### TASK STATEMENT
Set down a faithful copy of every record, and skip the pictures in it.
******************************
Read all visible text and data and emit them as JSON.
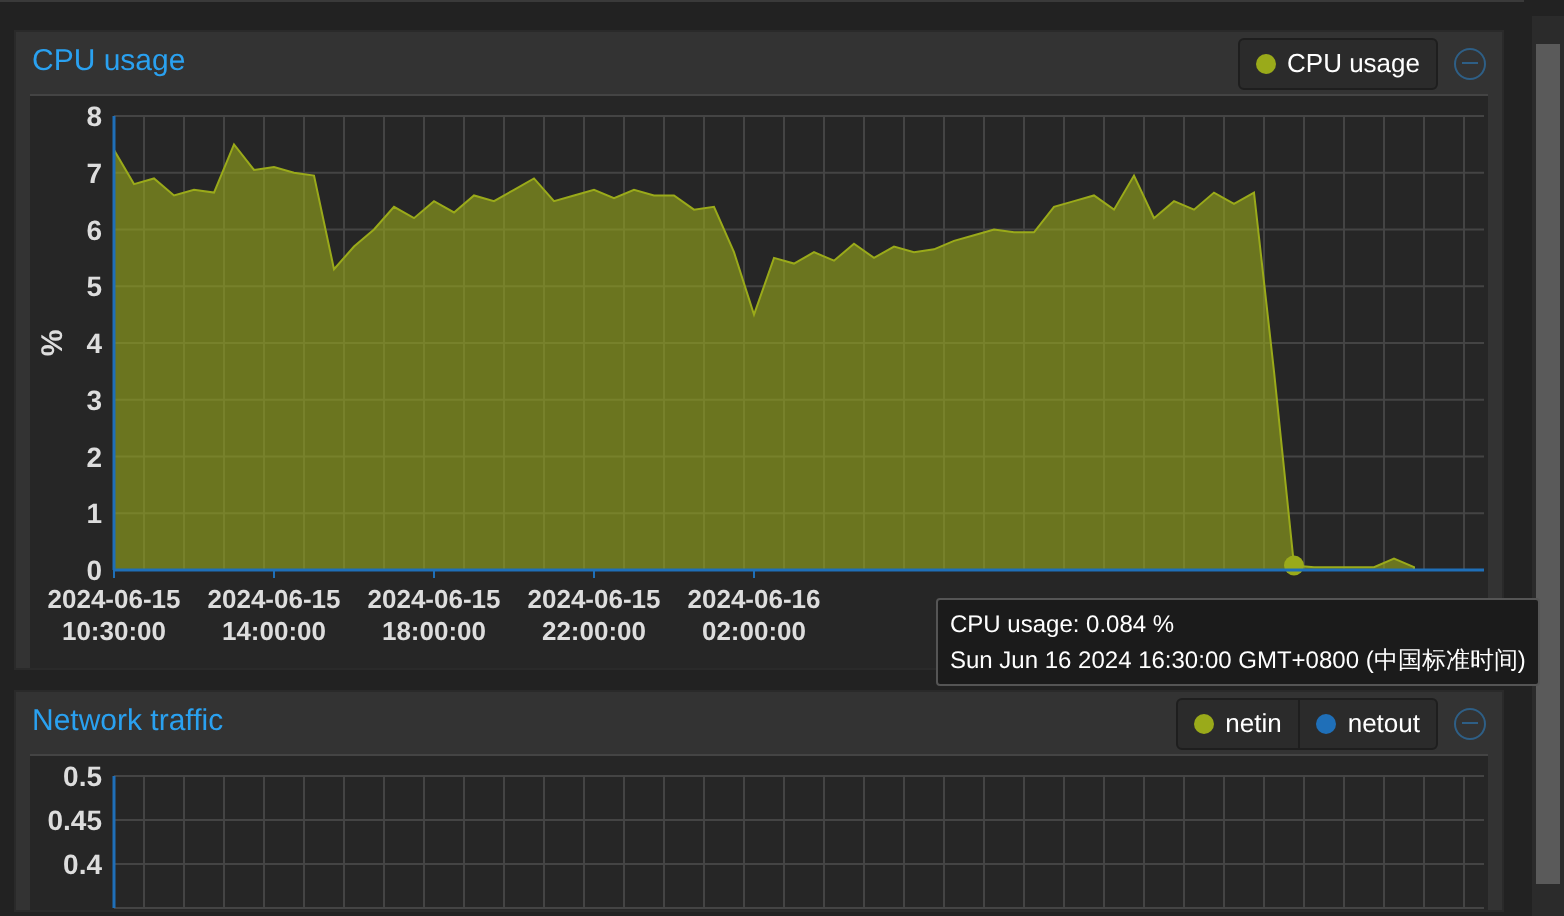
{
  "panels": [
    {
      "title": "CPU usage",
      "chart_data": {
        "type": "area",
        "ylabel": "%",
        "ylim": [
          0,
          8
        ],
        "yticks": [
          0,
          1,
          2,
          3,
          4,
          5,
          6,
          7,
          8
        ],
        "grid": true,
        "categories": [
          "2024-06-15\n10:30:00",
          null,
          null,
          null,
          null,
          null,
          null,
          null,
          "2024-06-15\n14:00:00",
          null,
          null,
          null,
          null,
          null,
          null,
          null,
          "2024-06-15\n18:00:00",
          null,
          null,
          null,
          null,
          null,
          null,
          null,
          "2024-06-15\n22:00:00",
          null,
          null,
          null,
          null,
          null,
          null,
          null,
          "2024-06-16\n02:00:00",
          null,
          null,
          null,
          null,
          null,
          null,
          null,
          null,
          null,
          null,
          null,
          null,
          null,
          null,
          null,
          null,
          null,
          null,
          null,
          null,
          null,
          null,
          null,
          null,
          null,
          null,
          null,
          null,
          null,
          null,
          null,
          null,
          null
        ],
        "series": [
          {
            "name": "CPU usage",
            "color": "#9aaa1a",
            "values": [
              7.4,
              6.8,
              6.9,
              6.6,
              6.7,
              6.65,
              7.5,
              7.05,
              7.1,
              7.0,
              6.95,
              5.3,
              5.7,
              6.0,
              6.4,
              6.2,
              6.5,
              6.3,
              6.6,
              6.5,
              6.7,
              6.9,
              6.5,
              6.6,
              6.7,
              6.55,
              6.7,
              6.6,
              6.6,
              6.35,
              6.4,
              5.6,
              4.5,
              5.5,
              5.4,
              5.6,
              5.45,
              5.75,
              5.5,
              5.7,
              5.6,
              5.65,
              5.8,
              5.9,
              6.0,
              5.95,
              5.95,
              6.4,
              6.5,
              6.6,
              6.35,
              6.95,
              6.2,
              6.5,
              6.35,
              6.65,
              6.45,
              6.65,
              3.5,
              0.08,
              0.05,
              0.05,
              0.05,
              0.05,
              0.2,
              0.05
            ]
          }
        ]
      },
      "tooltip": {
        "lines": [
          "CPU usage: 0.084 %",
          "Sun Jun 16 2024 16:30:00 GMT+0800 (中国标准时间)"
        ]
      }
    },
    {
      "title": "Network traffic",
      "legend": [
        {
          "label": "netin",
          "color": "#9aaa1a"
        },
        {
          "label": "netout",
          "color": "#1f6fb8"
        }
      ],
      "axis": {
        "labels": [
          "0.5",
          "0.45",
          "0.4"
        ]
      }
    }
  ]
}
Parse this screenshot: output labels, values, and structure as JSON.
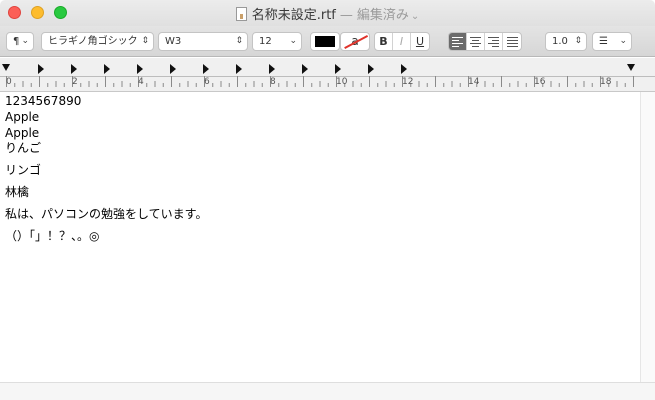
{
  "window": {
    "title": "名称未設定.rtf",
    "separator": "—",
    "status": "編集済み",
    "status_chevron": "chevron-down-icon"
  },
  "toolbar": {
    "paragraph_style": "¶",
    "font_family": "ヒラギノ角ゴシック",
    "font_weight": "W3",
    "font_size": "12",
    "text_color": "#000000",
    "highlight_label": "a",
    "bold": "B",
    "italic": "I",
    "underline": "U",
    "line_spacing": "1.0",
    "list_icon": "list-icon",
    "active_alignment": "left"
  },
  "ruler": {
    "numbers": [
      "0",
      "2",
      "4",
      "6",
      "8",
      "10",
      "12",
      "14",
      "16",
      "18"
    ]
  },
  "document": {
    "lines": [
      "1234567890",
      "Apple",
      "Apple",
      "りんご",
      "リンゴ",
      "林檎",
      "私は、パソコンの勉強をしています。",
      "（）「」！？、。◎"
    ]
  }
}
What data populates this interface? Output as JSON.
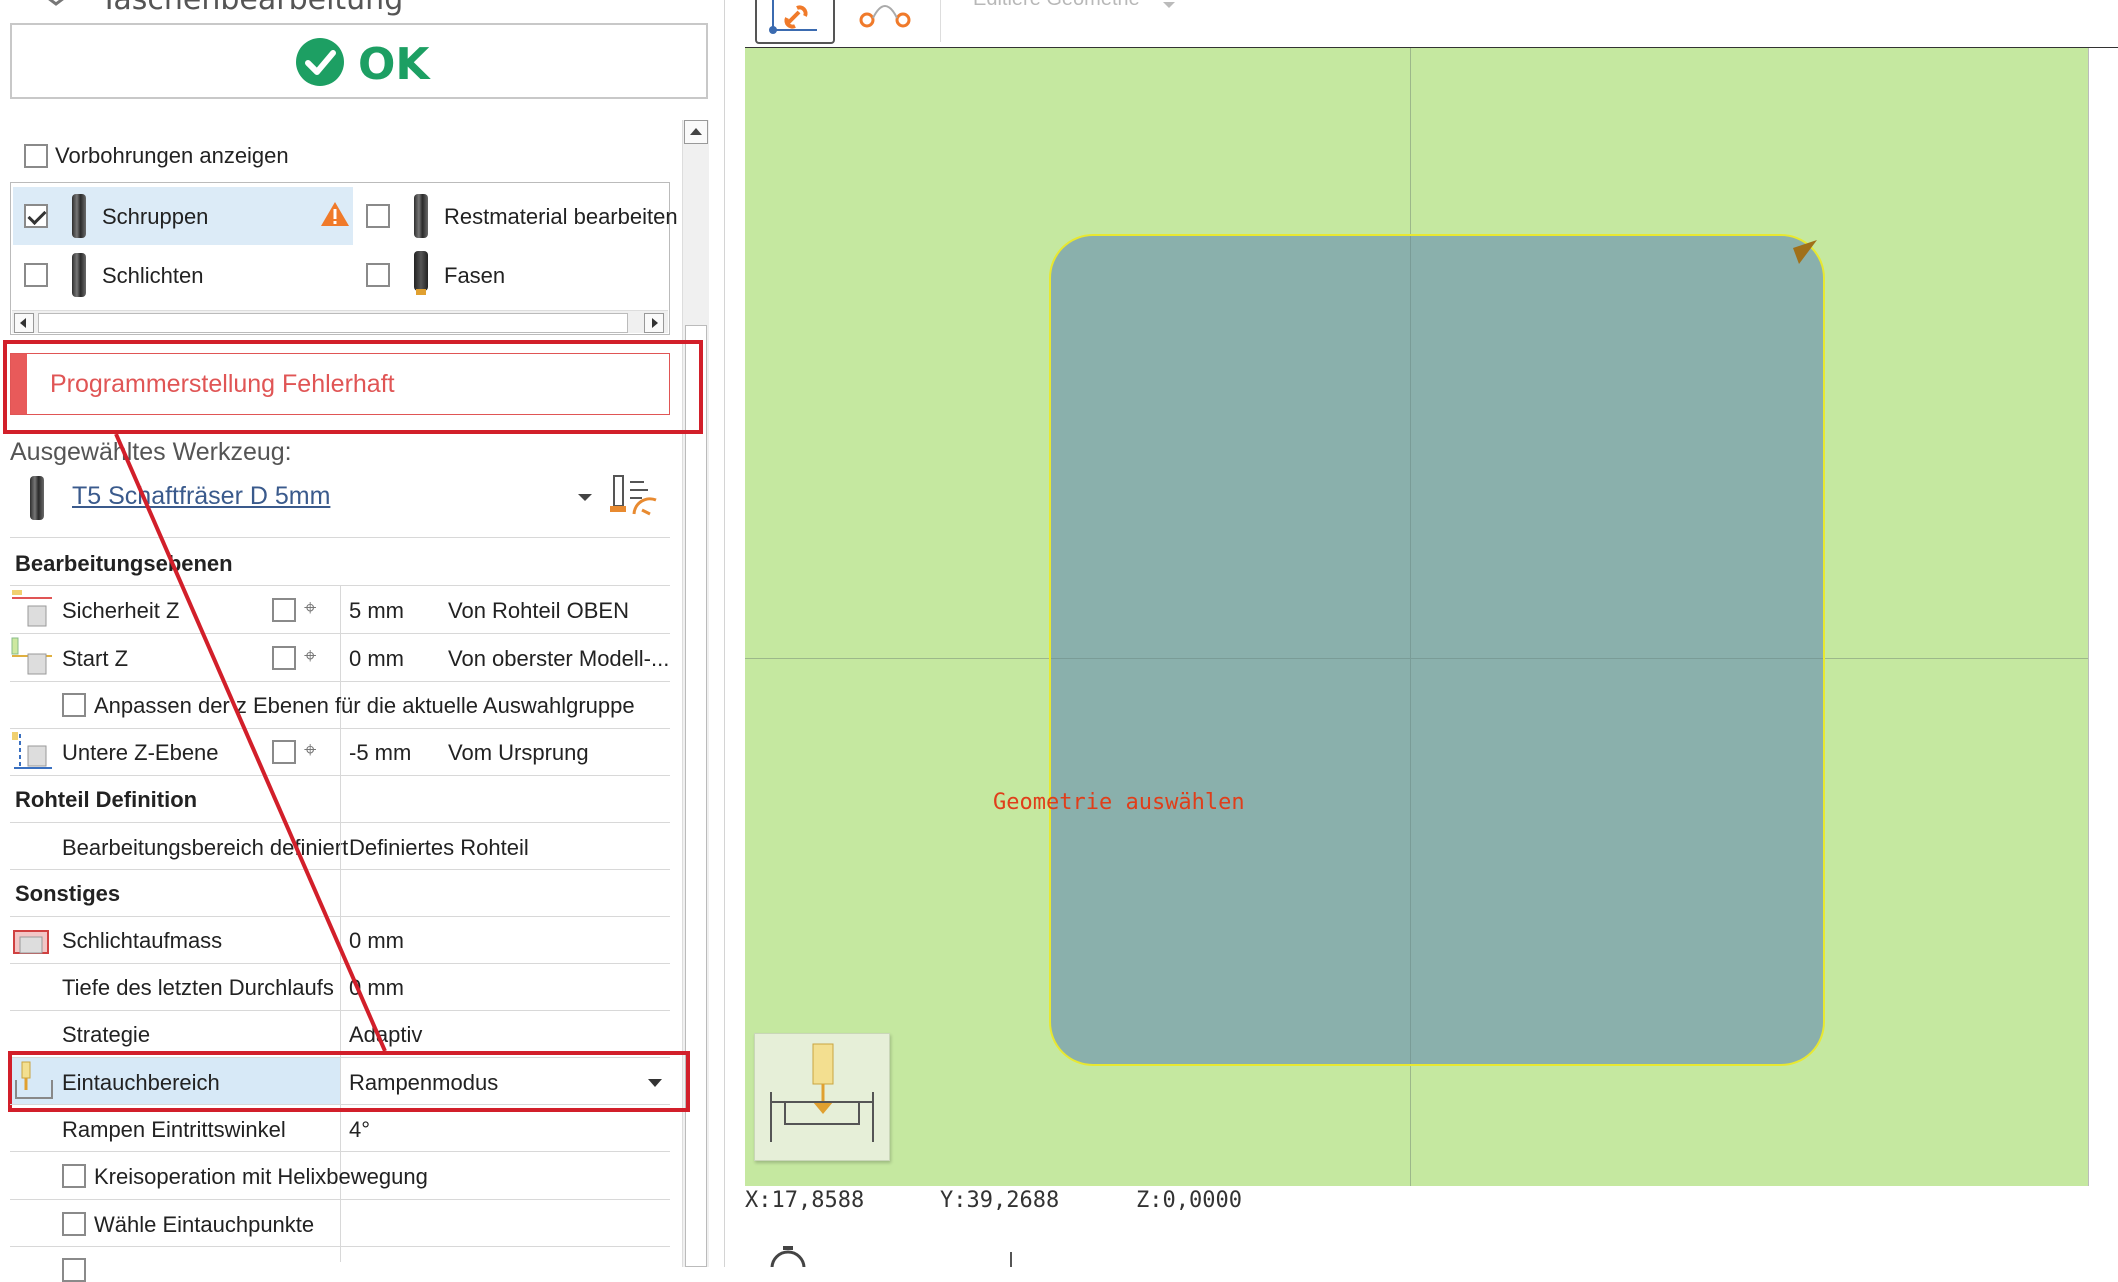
{
  "window": {
    "title_partial": "Taschenbearbeitung"
  },
  "ok_button": {
    "label": "OK"
  },
  "show_predrill": {
    "label": "Vorbohrungen anzeigen",
    "checked": false
  },
  "operations": [
    {
      "label": "Schruppen",
      "checked": true,
      "warning": true
    },
    {
      "label": "Restmaterial bearbeiten",
      "checked": false
    },
    {
      "label": "Schlichten",
      "checked": false
    },
    {
      "label": "Fasen",
      "checked": false
    }
  ],
  "error_banner": {
    "text": "Programmerstellung Fehlerhaft",
    "color": "#e05555"
  },
  "selected_tool": {
    "heading": "Ausgewähltes Werkzeug:",
    "name": "T5 Schaftfräser D 5mm"
  },
  "sections": {
    "planes": "Bearbeitungsebenen",
    "stock": "Rohteil Definition",
    "misc": "Sonstiges"
  },
  "properties": {
    "safety_z": {
      "label": "Sicherheit Z",
      "value": "5 mm",
      "ref": "Von Rohteil OBEN"
    },
    "start_z": {
      "label": "Start Z",
      "value": "0 mm",
      "ref": "Von oberster Modell-..."
    },
    "adjust_z": {
      "label": "Anpassen der z Ebenen für die aktuelle Auswahlgruppe"
    },
    "lower_z": {
      "label": "Untere Z-Ebene",
      "value": "-5 mm",
      "ref": "Vom Ursprung"
    },
    "machining_area": {
      "label": "Bearbeitungsbereich definiert",
      "value": "Definiertes Rohteil"
    },
    "finish_allowance": {
      "label": "Schlichtaufmass",
      "value": "0 mm"
    },
    "last_pass_depth": {
      "label": "Tiefe des letzten Durchlaufs",
      "value": "0 mm"
    },
    "strategy": {
      "label": "Strategie",
      "value": "Adaptiv"
    },
    "plunge": {
      "label": "Eintauchbereich",
      "value": "Rampenmodus"
    },
    "ramp_angle": {
      "label": "Rampen Eintrittswinkel",
      "value": "4°"
    },
    "helix": {
      "label": "Kreisoperation mit Helixbewegung"
    },
    "choose_plunge_points": {
      "label": "Wähle Eintauchpunkte"
    }
  },
  "viewport": {
    "toolbar_label": "Editiere Geometrie",
    "hint": "Geometrie auswählen",
    "background_color": "#c5e8a0",
    "pocket_color": "#8ab0ac"
  },
  "status": {
    "x": "X:17,8588",
    "y": "Y:39,2688",
    "z": "Z:0,0000"
  },
  "highlight_color": "#d21f2a",
  "icons": [
    "check-circle-icon",
    "warning-icon",
    "endmill-icon",
    "tool-settings-icon",
    "pointer-pick-icon",
    "dropdown-icon",
    "scroll-up-icon",
    "scroll-left-icon",
    "scroll-right-icon",
    "link-geometry-icon",
    "node-geometry-icon"
  ]
}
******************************
### EXPECTED OUTPUT
Read all visible text and data and emit them as JSON.
{
  "panels": [
    {
      "title": "CPU usage",
      "chart_data": {
        "type": "area",
        "ylabel": "%",
        "ylim": [
          0,
          8
        ],
        "yticks": [
          0,
          1,
          2,
          3,
          4,
          5,
          6,
          7,
          8
        ],
        "grid": true,
        "categories": [
          "2024-06-15\n10:30:00",
          null,
          null,
          null,
          null,
          null,
          null,
          null,
          "2024-06-15\n14:00:00",
          null,
          null,
          null,
          null,
          null,
          null,
          null,
          "2024-06-15\n18:00:00",
          null,
          null,
          null,
          null,
          null,
          null,
          null,
          "2024-06-15\n22:00:00",
          null,
          null,
          null,
          null,
          null,
          null,
          null,
          "2024-06-16\n02:00:00",
          null,
          null,
          null,
          null,
          null,
          null,
          null,
          null,
          null,
          null,
          null,
          null,
          null,
          null,
          null,
          null,
          null,
          null,
          null,
          null,
          null,
          null,
          null,
          null,
          null,
          null,
          null,
          null,
          null,
          null,
          null,
          null,
          null
        ],
        "series": [
          {
            "name": "CPU usage",
            "color": "#9aaa1a",
            "values": [
              7.4,
              6.8,
              6.9,
              6.6,
              6.7,
              6.65,
              7.5,
              7.05,
              7.1,
              7.0,
              6.95,
              5.3,
              5.7,
              6.0,
              6.4,
              6.2,
              6.5,
              6.3,
              6.6,
              6.5,
              6.7,
              6.9,
              6.5,
              6.6,
              6.7,
              6.55,
              6.7,
              6.6,
              6.6,
              6.35,
              6.4,
              5.6,
              4.5,
              5.5,
              5.4,
              5.6,
              5.45,
              5.75,
              5.5,
              5.7,
              5.6,
              5.65,
              5.8,
              5.9,
              6.0,
              5.95,
              5.95,
              6.4,
              6.5,
              6.6,
              6.35,
              6.95,
              6.2,
              6.5,
              6.35,
              6.65,
              6.45,
              6.65,
              3.5,
              0.08,
              0.05,
              0.05,
              0.05,
              0.05,
              0.2,
              0.05
            ]
          }
        ]
      },
      "tooltip": {
        "lines": [
          "CPU usage: 0.084 %",
          "Sun Jun 16 2024 16:30:00 GMT+0800 (中国标准时间)"
        ]
      }
    },
    {
      "title": "Network traffic",
      "legend": [
        {
          "label": "netin",
          "color": "#9aaa1a"
        },
        {
          "label": "netout",
          "color": "#1f6fb8"
        }
      ],
      "axis": {
        "labels": [
          "0.5",
          "0.45",
          "0.4"
        ]
      }
    }
  ]
}
Parse this screenshot: output labels, values, and structure as JSON.
{
  "window": {
    "title": "名称未設定.rtf",
    "separator": "—",
    "status": "編集済み",
    "status_chevron": "chevron-down-icon"
  },
  "toolbar": {
    "paragraph_style": "¶",
    "font_family": "ヒラギノ角ゴシック",
    "font_weight": "W3",
    "font_size": "12",
    "text_color": "#000000",
    "highlight_label": "a",
    "bold": "B",
    "italic": "I",
    "underline": "U",
    "line_spacing": "1.0",
    "list_icon": "list-icon",
    "active_alignment": "left"
  },
  "ruler": {
    "numbers": [
      "0",
      "2",
      "4",
      "6",
      "8",
      "10",
      "12",
      "14",
      "16",
      "18"
    ]
  },
  "document": {
    "lines": [
      "1234567890",
      "Apple",
      "Apple",
      "りんご",
      "リンゴ",
      "林檎",
      "私は、パソコンの勉強をしています。",
      "（）「」！？、。◎"
    ]
  }
}
What data populates this interface? Output as JSON.
{
  "window": {
    "title_partial": "Taschenbearbeitung"
  },
  "ok_button": {
    "label": "OK"
  },
  "show_predrill": {
    "label": "Vorbohrungen anzeigen",
    "checked": false
  },
  "operations": [
    {
      "label": "Schruppen",
      "checked": true,
      "warning": true
    },
    {
      "label": "Restmaterial bearbeiten",
      "checked": false
    },
    {
      "label": "Schlichten",
      "checked": false
    },
    {
      "label": "Fasen",
      "checked": false
    }
  ],
  "error_banner": {
    "text": "Programmerstellung Fehlerhaft",
    "color": "#e05555"
  },
  "selected_tool": {
    "heading": "Ausgewähltes Werkzeug:",
    "name": "T5 Schaftfräser D 5mm"
  },
  "sections": {
    "planes": "Bearbeitungsebenen",
    "stock": "Rohteil Definition",
    "misc": "Sonstiges"
  },
  "properties": {
    "safety_z": {
      "label": "Sicherheit Z",
      "value": "5 mm",
      "ref": "Von Rohteil OBEN"
    },
    "start_z": {
      "label": "Start Z",
      "value": "0 mm",
      "ref": "Von oberster Modell-..."
    },
    "adjust_z": {
      "label": "Anpassen der z Ebenen für die aktuelle Auswahlgruppe"
    },
    "lower_z": {
      "label": "Untere Z-Ebene",
      "value": "-5 mm",
      "ref": "Vom Ursprung"
    },
    "machining_area": {
      "label": "Bearbeitungsbereich definiert",
      "value": "Definiertes Rohteil"
    },
    "finish_allowance": {
      "label": "Schlichtaufmass",
      "value": "0 mm"
    },
    "last_pass_depth": {
      "label": "Tiefe des letzten Durchlaufs",
      "value": "0 mm"
    },
    "strategy": {
      "label": "Strategie",
      "value": "Adaptiv"
    },
    "plunge": {
      "label": "Eintauchbereich",
      "value": "Rampenmodus"
    },
    "ramp_angle": {
      "label": "Rampen Eintrittswinkel",
      "value": "4°"
    },
    "helix": {
      "label": "Kreisoperation mit Helixbewegung"
    },
    "choose_plunge_points": {
      "label": "Wähle Eintauchpunkte"
    }
  },
  "viewport": {
    "toolbar_label": "Editiere Geometrie",
    "hint": "Geometrie auswählen",
    "background_color": "#c5e8a0",
    "pocket_color": "#8ab0ac"
  },
  "status": {
    "x": "X:17,8588",
    "y": "Y:39,2688",
    "z": "Z:0,0000"
  },
  "highlight_color": "#d21f2a",
  "icons": [
    "check-circle-icon",
    "warning-icon",
    "endmill-icon",
    "tool-settings-icon",
    "pointer-pick-icon",
    "dropdown-icon",
    "scroll-up-icon",
    "scroll-left-icon",
    "scroll-right-icon",
    "link-geometry-icon",
    "node-geometry-icon"
  ]
}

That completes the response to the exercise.